So much emphasis is placed on the fight for marriage equality that activists in the LGBT community have been lead to ignore other important initiatives that need to be reconciled. Marriage is of incredible social significance and its importance should not be ignored. Nor should members of the LGBT community be denied any civil right. However, the focus on marriage has allowed the fight for other rights to lag behind.
According to the HRC, only 16 states have nondiscrimination laws that include gender identity and sexual orientation. Five other states have nondiscrimination laws that protect sexual orientation while a limited number of other states have protections in place through other mechanisms, as do many local governments. In addition to this, a recent Equal Employment Opportunity Commission (EEOC) decision extends Title VII protection to transgender individuals in a monumental step towards equality.

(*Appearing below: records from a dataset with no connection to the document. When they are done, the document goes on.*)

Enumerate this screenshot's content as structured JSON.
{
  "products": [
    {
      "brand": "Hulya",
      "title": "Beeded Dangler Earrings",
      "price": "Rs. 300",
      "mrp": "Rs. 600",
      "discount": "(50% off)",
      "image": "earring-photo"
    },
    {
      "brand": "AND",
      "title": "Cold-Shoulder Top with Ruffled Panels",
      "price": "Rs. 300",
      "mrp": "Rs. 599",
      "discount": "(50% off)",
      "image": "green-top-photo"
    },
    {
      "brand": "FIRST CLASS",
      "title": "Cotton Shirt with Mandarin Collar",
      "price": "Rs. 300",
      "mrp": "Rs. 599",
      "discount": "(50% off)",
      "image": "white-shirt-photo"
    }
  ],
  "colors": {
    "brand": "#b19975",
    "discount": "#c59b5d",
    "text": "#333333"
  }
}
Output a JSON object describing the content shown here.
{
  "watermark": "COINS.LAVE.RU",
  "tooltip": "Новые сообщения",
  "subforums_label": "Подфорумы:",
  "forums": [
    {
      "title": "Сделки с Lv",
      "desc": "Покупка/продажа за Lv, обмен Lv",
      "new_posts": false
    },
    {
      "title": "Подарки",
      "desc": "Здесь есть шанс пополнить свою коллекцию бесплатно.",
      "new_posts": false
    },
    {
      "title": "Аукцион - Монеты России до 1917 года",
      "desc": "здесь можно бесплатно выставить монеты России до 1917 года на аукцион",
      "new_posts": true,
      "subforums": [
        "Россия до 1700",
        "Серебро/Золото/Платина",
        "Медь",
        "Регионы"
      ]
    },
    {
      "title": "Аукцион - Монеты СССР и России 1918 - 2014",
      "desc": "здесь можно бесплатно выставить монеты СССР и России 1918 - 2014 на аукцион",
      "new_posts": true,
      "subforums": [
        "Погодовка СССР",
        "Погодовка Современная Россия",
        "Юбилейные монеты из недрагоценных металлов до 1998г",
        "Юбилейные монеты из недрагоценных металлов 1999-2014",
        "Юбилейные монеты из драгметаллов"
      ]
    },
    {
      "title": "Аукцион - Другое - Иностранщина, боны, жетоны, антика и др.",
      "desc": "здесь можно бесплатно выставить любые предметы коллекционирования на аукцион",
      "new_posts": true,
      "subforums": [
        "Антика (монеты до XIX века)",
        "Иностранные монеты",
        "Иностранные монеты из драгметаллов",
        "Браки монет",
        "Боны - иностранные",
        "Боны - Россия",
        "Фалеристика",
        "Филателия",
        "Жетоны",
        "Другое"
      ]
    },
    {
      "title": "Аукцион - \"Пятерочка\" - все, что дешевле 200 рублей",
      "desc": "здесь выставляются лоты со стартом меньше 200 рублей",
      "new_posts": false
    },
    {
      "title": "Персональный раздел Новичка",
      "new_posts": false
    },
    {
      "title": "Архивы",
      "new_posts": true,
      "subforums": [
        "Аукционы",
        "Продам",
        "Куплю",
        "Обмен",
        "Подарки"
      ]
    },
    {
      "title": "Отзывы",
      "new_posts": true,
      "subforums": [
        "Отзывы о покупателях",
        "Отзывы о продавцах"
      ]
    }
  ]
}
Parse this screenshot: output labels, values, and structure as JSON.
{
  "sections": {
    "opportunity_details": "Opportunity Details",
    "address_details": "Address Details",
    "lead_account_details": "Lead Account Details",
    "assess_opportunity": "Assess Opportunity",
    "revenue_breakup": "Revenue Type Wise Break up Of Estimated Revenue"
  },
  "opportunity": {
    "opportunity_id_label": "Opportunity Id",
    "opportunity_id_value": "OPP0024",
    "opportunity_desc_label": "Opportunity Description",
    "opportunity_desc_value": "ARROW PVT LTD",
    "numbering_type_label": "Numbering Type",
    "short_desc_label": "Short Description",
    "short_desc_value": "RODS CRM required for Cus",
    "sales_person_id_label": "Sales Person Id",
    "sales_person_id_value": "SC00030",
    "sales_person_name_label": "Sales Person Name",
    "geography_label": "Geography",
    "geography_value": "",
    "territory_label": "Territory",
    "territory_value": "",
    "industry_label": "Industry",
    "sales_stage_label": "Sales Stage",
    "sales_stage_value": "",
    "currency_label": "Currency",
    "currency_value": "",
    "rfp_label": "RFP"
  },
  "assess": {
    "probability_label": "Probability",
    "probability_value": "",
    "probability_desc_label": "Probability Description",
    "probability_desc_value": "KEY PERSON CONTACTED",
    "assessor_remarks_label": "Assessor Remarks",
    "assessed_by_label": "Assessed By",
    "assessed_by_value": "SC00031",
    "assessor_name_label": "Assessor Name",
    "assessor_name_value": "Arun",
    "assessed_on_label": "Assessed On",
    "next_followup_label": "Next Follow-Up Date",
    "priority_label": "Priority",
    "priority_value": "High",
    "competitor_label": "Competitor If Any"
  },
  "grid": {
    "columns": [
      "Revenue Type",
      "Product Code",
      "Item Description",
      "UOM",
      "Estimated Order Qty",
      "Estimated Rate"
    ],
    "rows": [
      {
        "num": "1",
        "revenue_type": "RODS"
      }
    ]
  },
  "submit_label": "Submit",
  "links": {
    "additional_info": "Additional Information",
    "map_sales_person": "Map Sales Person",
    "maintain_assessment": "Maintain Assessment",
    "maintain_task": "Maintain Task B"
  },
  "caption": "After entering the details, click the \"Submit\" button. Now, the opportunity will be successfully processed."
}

Even so, the US Congress has not taken the affirmative step of amending Title VII to include gender identity or sexual orientation. Every attempt to do so has failed. The EEOC decision is a leap forward for LGBT rights, but it is not a replacement for the Employment Non-Discrimination Act.
In the past few years there has been an epidemic of LGBT youth committing suicide and of transgender people being assaulted and killed. The Matthew Shepard Hate Crimes Prevention Act is a significant step forward and it will help protect the most vulnerable members of the LGBT community. However, there is more work to be done on a state-by-state basis. Unlike marriage equality, this is work that can only be done at a local level and it could have an immediate impact on the lives of LGBT youth.
Amendment 1, Mr. Worley’s statement, and the president’s message taken together represent a noteworthy dichotomy. The day after a state amended its constitution to forbid same-sex marriage, a US president facing reelection voiced his support for same-sex marriage. Less than a month later, a preacher in North Carolina called for the LGBT community to be placed in concentration camps and left to die, while insulting the president for his support of the LGBT community.
It is clear that a state-by-state approach to same-sex marriage and employment discrimination has not ended the hatred directed against the LGBT community. Civil rights should not be the subject of ballot initiatives because this subjects them to eradication due to the minimal scrutiny of the average public person. The LGBT community did not suffer a defeat when Amendment 1 passed. The LGBT community suffered a defeat the moment it became possible to vote on Amendment 1. The president’s announcement is ultimately of little consolation when your civil rights are the subject of popular opinion.
Madway is the former president of Lambda Law and the Feminist Forum, and is currently treasurer of Lambda Law at The George Washington University Law School.
Suggested citation: Brynne Madway, Amendment 1 and President Obama: The Dichotomy of Same-Sex Marriage, JURIST – Dateline, June 5, 2012, http://jurist.org/dateline/2012/06/brynne-madway-same-sex.php
This article was prepared for publication by Emily Osgood, an associate editor for JURIST’s student commentary service. Please direct any questions or comments to her at email@example.com